◆ **PROBLEM**
Copy out all of the entries, keeping every word the same.

◆ **DATA FOR THIS EXERCISE**
● ● ● ● ● ● ●
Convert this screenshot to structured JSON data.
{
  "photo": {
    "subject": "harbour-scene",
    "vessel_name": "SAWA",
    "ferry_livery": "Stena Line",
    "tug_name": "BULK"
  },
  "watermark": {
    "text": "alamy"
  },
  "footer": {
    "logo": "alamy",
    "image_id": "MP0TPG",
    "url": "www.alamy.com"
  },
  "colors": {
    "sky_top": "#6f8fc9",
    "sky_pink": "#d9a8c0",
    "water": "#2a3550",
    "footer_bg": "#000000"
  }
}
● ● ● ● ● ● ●
◆ **OUTPUT OF THE TASK**
Convert this screenshot to structured JSON data.
{
  "photo": {
    "subject": "harbour-scene",
    "vessel_name": "SAWA",
    "ferry_livery": "Stena Line",
    "tug_name": "BULK"
  },
  "watermark": {
    "text": "alamy"
  },
  "footer": {
    "logo": "alamy",
    "image_id": "MP0TPG",
    "url": "www.alamy.com"
  },
  "colors": {
    "sky_top": "#6f8fc9",
    "sky_pink": "#d9a8c0",
    "water": "#2a3550",
    "footer_bg": "#000000"
  }
}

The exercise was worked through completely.